#### TASK REQUIREMENTS
Search the data for "desc". Each line containing it is to be copied.

#### MATERIAL PROVIDED

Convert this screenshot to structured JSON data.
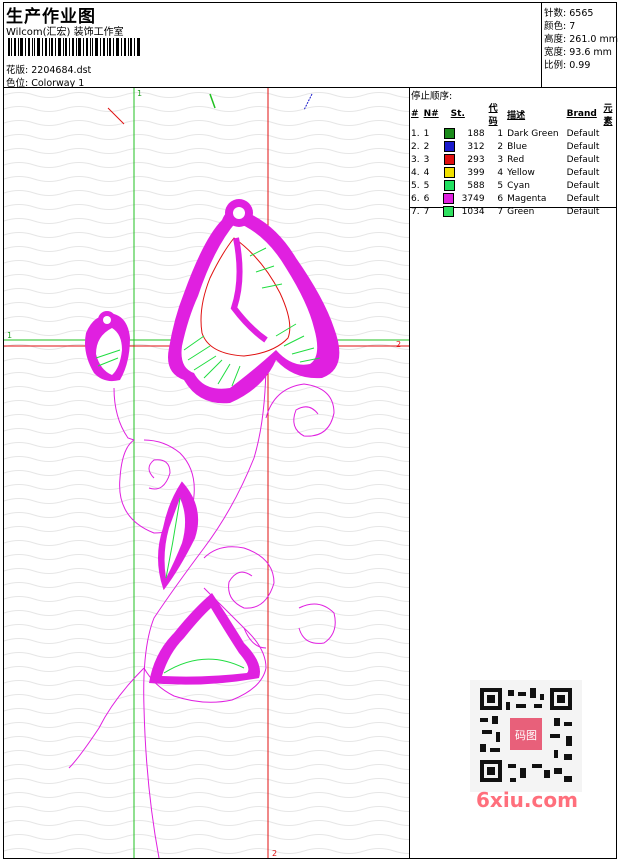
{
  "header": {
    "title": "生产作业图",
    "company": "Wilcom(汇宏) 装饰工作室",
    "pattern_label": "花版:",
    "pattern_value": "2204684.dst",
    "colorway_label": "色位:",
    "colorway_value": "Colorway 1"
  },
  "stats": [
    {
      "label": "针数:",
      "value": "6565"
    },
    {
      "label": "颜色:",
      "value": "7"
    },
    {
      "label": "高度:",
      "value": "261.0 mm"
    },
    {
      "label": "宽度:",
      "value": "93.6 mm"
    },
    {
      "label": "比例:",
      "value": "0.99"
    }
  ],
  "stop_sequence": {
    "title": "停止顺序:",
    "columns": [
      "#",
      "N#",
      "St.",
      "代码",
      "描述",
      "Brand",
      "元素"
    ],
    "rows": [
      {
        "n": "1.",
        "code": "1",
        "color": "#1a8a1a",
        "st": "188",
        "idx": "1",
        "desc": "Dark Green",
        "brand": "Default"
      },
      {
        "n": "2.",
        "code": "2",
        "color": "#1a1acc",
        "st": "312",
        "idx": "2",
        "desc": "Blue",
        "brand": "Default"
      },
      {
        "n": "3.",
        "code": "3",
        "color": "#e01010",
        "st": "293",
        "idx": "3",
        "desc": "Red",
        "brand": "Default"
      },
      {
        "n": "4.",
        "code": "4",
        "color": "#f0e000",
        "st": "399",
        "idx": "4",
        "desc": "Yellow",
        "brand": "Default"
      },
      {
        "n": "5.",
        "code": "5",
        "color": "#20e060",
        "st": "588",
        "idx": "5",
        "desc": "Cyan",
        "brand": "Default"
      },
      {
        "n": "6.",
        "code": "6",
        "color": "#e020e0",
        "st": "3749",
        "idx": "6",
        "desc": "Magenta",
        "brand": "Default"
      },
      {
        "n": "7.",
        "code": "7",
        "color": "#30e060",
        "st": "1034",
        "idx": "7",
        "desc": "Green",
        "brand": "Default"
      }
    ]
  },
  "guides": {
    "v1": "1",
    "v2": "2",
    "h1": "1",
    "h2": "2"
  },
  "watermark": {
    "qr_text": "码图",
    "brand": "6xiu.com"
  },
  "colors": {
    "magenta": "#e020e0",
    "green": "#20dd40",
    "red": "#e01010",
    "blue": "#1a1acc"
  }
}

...

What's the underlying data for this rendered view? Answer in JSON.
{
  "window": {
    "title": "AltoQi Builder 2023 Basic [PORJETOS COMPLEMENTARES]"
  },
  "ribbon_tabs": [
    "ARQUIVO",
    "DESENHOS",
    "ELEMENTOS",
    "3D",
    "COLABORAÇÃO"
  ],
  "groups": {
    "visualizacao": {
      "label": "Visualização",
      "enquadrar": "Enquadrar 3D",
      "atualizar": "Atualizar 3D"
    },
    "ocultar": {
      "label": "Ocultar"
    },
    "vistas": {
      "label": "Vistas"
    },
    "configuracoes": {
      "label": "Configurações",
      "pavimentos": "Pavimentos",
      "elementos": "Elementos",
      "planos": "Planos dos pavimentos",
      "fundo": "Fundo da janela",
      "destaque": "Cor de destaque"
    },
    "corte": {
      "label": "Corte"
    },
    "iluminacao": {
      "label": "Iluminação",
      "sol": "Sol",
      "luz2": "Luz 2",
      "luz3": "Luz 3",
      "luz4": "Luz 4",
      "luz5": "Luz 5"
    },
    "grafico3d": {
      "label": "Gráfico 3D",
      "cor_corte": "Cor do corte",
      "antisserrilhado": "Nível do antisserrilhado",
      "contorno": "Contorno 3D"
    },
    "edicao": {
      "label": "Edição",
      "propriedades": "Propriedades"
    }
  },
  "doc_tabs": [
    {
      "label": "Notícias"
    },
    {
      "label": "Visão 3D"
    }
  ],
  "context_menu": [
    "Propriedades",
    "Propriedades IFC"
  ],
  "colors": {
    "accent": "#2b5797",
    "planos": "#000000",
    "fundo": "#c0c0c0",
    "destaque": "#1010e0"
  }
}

#### RESULT OF THIS TASK
        "desc": "Dark Green",
        "desc": "Blue",
        "desc": "Red",
        "desc": "Yellow",
        "desc": "Cyan",
        "desc": "Magenta",
        "desc": "Green",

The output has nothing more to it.